    G7 BCs are much more accurate and consistent for long-range boattail designs and will usually see a 3% or so variation in actual BC in a 500-1,000 yard flight. They must be run within a G7 program, but all decent software: Berger's, JBM, QuickLOAD etc offer this facility. Not all manufacturers quote G7s yet, but most are available thanks to independent testing by Bryan Litz. All Berger and Lapua L-R bullets are quoted in both formats. For these two companies at any rate, their quoted G7s are very accurate indeed assuming the enquirer understands the relevance of and importance of inputting other key values before producing a range card - temperature, altitude and actual scope height above the boreline rather than just taking the defaults as supplied.

    The other factor in this is twist rate and stability. Recent research has shown that a marginally stabilised bullet that appears to function perfectly to the user will often lose a significant chunk of real BC performance through not being spun fast enough. To take an example, the 100gn Hornady BTSP is 1.083" long. Assume that a short barrel 243 Win rifle gives it 2,700 fps MV. (Less? 2,500-2,600) and we're talking a 1-10" twist barrel.

    Litz gives this bullet an average BC (3,000 - 1,500 fps) of 0.385 G1, but at the lower velocities we're looking at here, that'll drop to below 0.380; G7 average 0.198 which you can pretty well take to the bank irrespective of velocity and over all normal distances. However, that assumes full stabilisation.

    Run the bullet through the Berger Ballistics twist rate calculator (uses the Miller formulae) and you get with a 10" twist rate.

    2,700 fps .......... 1.31 Sg ................ BC compromised by 6%

    2,600 fps .......... 1.30 Sg ................ BC compromised by 6%

    2,500 fps .......... 1.28 Sg ................ BC compromised by 7%

    Those are in standard ballistic conditions (59-deg F / 29.92 inches mercury pressure) Going up high mountains (lower atmospheric pressures) improves things as does shooting in warmer air. Shooting in a very cold winter snap in anticyclonic conditions makes the loss of BC significantly higher for the bullet in marginal stability and these factors degrade a bullet's L-R performance in any event.

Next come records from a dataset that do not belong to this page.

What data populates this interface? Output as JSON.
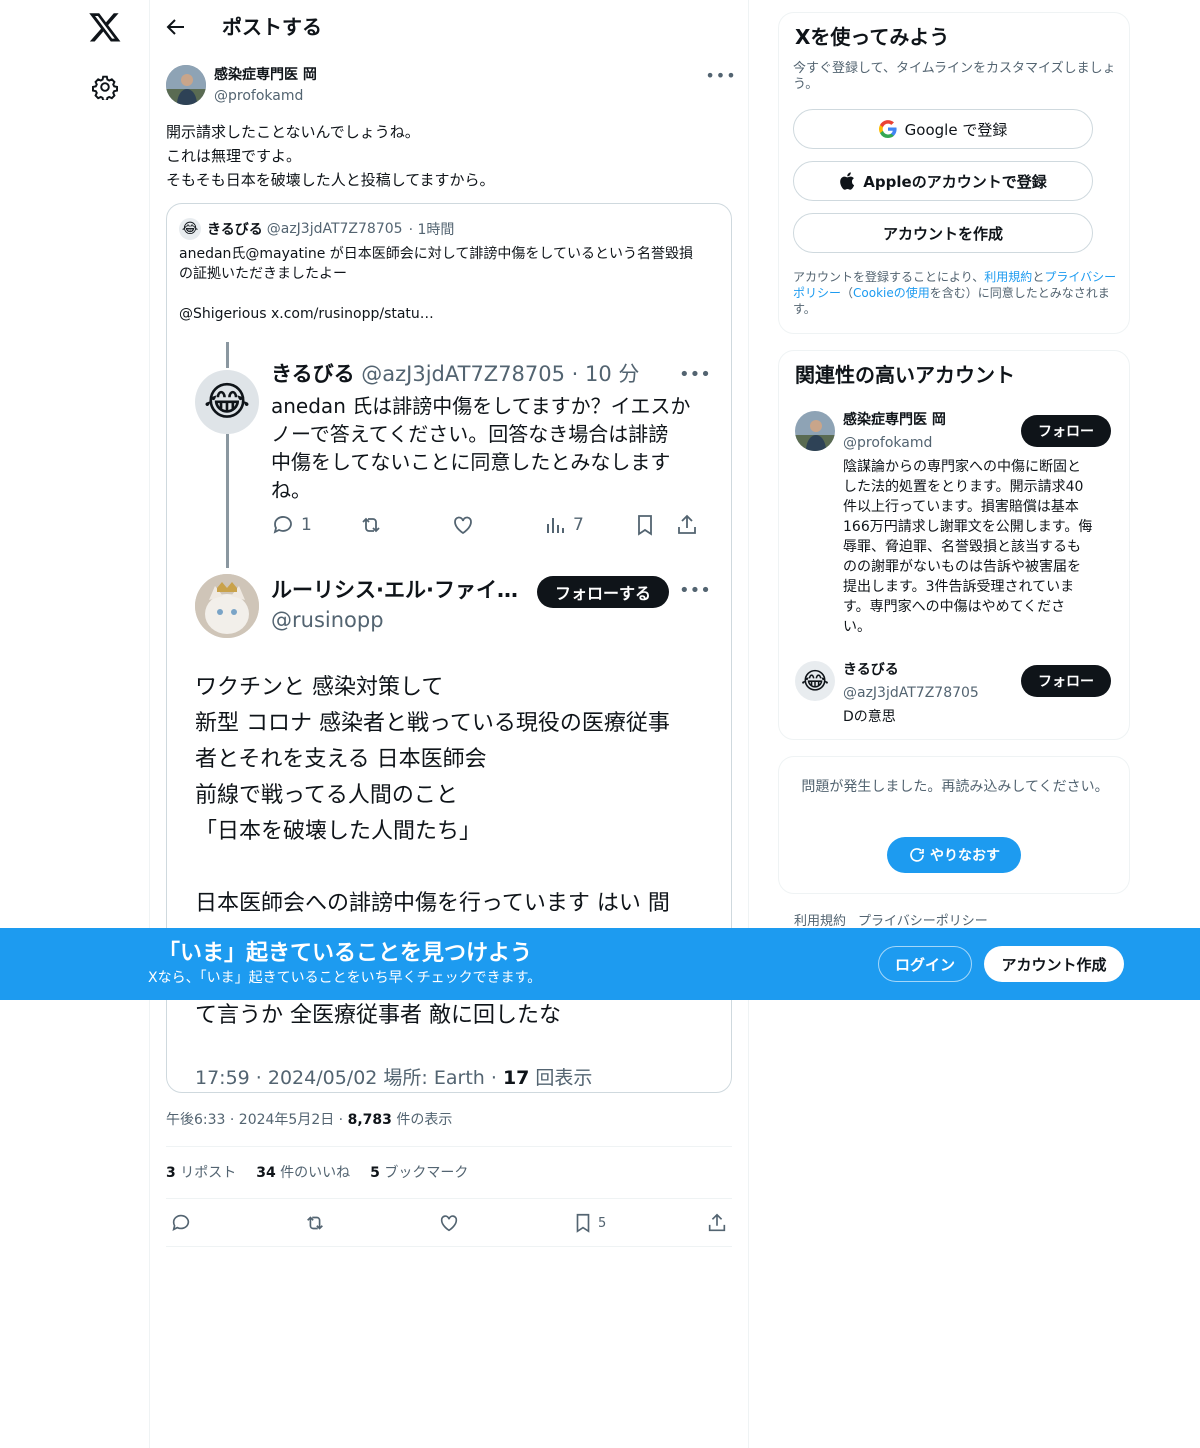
{
  "header": {
    "title": "ポストする"
  },
  "post": {
    "author_name": "感染症専門医 岡",
    "author_handle": "@profokamd",
    "text_lines": [
      "開示請求したことないんでしょうね。",
      "これは無理ですよ。",
      "そもそも日本を破壊した人と投稿してますから。"
    ],
    "quote": {
      "avatar_emoji": "😂",
      "name": "きるびる",
      "handle": "@azJ3jdAT7Z78705",
      "time": "· 1時間",
      "text_lines": [
        "anedan氏@mayatine が日本医師会に対して誹謗中傷をしているという名誉毀損",
        "の証拠いただきましたよー"
      ],
      "link": "@Shigerious  x.com/rusinopp/statu…",
      "screenshot": {
        "reply_name": "きるびる",
        "reply_meta": " @azJ3jdAT7Z78705 · 10 分",
        "reply_lines": [
          "anedan 氏は誹謗中傷をしてますか？イエスか",
          "ノーで答えてください。回答なき場合は誹謗",
          "中傷をしてないことに同意したとみなします",
          "ね。"
        ],
        "reply_reply_count": "1",
        "reply_view_count": "7",
        "orig_name": "ルーリシス·エル·ファイ…",
        "orig_handle": "@rusinopp",
        "follow_label": "フォローする",
        "body_lines": [
          "ワクチンと 感染対策して",
          "新型 コロナ 感染者と戦っている現役の医療従事",
          "者とそれを支える 日本医師会",
          "前線で戦ってる人間のこと",
          "「日本を破壊した人間たち」",
          "",
          "日本医師会への誹謗中傷を行っています はい 間"
        ],
        "tail_line": "て言うか 全医療従事者 敵に回したな",
        "meta_prefix": "17:59 · 2024/05/02 場所: Earth · ",
        "meta_views": "17",
        "meta_suffix": " 回表示"
      }
    },
    "timestamp": "午後6:33 · 2024年5月2日 · ",
    "views": "8,783",
    "views_label": " 件の表示",
    "reposts": "3",
    "reposts_label": " リポスト",
    "likes": "34",
    "likes_label": " 件のいいね",
    "bookmarks": "5",
    "bookmarks_label": " ブックマーク",
    "bookmark_count": "5"
  },
  "signup_card": {
    "title": "Xを使ってみよう",
    "subtitle": "今すぐ登録して、タイムラインをカスタマイズしましょう。",
    "google_label": "Google で登録",
    "apple_label": "Appleのアカウントで登録",
    "create_label": "アカウントを作成",
    "legal_1": "アカウントを登録することにより、",
    "legal_terms": "利用規約",
    "legal_2": "と",
    "legal_privacy": "プライバシーポリシー",
    "legal_3": "（",
    "legal_cookie": "Cookieの使用",
    "legal_4": "を含む）に同意したとみなされます。"
  },
  "related": {
    "title": "関連性の高いアカウント",
    "accounts": [
      {
        "name": "感染症専門医 岡",
        "handle": "@profokamd",
        "follow": "フォロー",
        "bio_lines": [
          "陰謀論からの専門家への中傷に断固と",
          "した法的処置をとります。開示請求40",
          "件以上行っています。損害賠償は基本",
          "166万円請求し謝罪文を公開します。侮",
          "辱罪、脅迫罪、名誉毀損と該当するも",
          "のの謝罪がないものは告訴や被害届を",
          "提出します。3件告訴受理されていま",
          "す。専門家への中傷はやめてくださ",
          "い。"
        ]
      },
      {
        "avatar_emoji": "😂",
        "name": "きるびる",
        "handle": "@azJ3jdAT7Z78705",
        "follow": "フォロー",
        "bio_lines": [
          "Dの意思"
        ]
      }
    ]
  },
  "error_card": {
    "message": "問題が発生しました。再読み込みしてください。",
    "retry": "やりなおす"
  },
  "footer": {
    "terms": "利用規約",
    "privacy": "プライバシーポリシー"
  },
  "banner": {
    "title": "「いま」起きていることを見つけよう",
    "subtitle": "Xなら、「いま」起きていることをいち早くチェックできます。",
    "login": "ログイン",
    "signup": "アカウント作成"
  },
  "colors": {
    "accent": "#1d9bf0",
    "text": "#0f1419",
    "muted": "#536471",
    "border": "#eff3f4"
  }
}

  4. #4
    Nothing new there, BC's have always had a sales value and some companies have historically over egged the BC to beat the competition.
    Only way to really know is test em yerself.
    A young man who isn't a socialist hasn't got a heart; an old man who is a socialist hasn't got a head.
    I have summat for sale; here's the M̶i̶d̶w̶a̶y̶ Brownells UK price... effin jokers.
    "The .30-'06 is unstable at close range" - Ahahahahhahh!

Similar Threads

  1. The Truth
    By Yoda in forum Off Topic
    Replies: 45
    Last Post: 25-12-2014, 02:59
  2. Never give up, the truth will always prevail
    By buck52 in forum Deer Stalking General
    Replies: 13
    Last Post: 16-11-2011, 09:57
  3. C,mon tell the truth
    By Brough in forum Deer Stalking General
    Replies: 11
    Last Post: 01-02-2009, 23:58
    By sikamalc in forum Deer Stalking General
    Replies: 22
    Last Post: 09-07-2008, 17:37
  5. Too close to the truth
    By Rob Mac in forum Videos
    Replies: 2
    Last Post: 06-11-2007, 17:48

Posting Permissions

  • You may not post new threads
  • You may not post replies
  • You may not post attachments
  • You may not edit your posts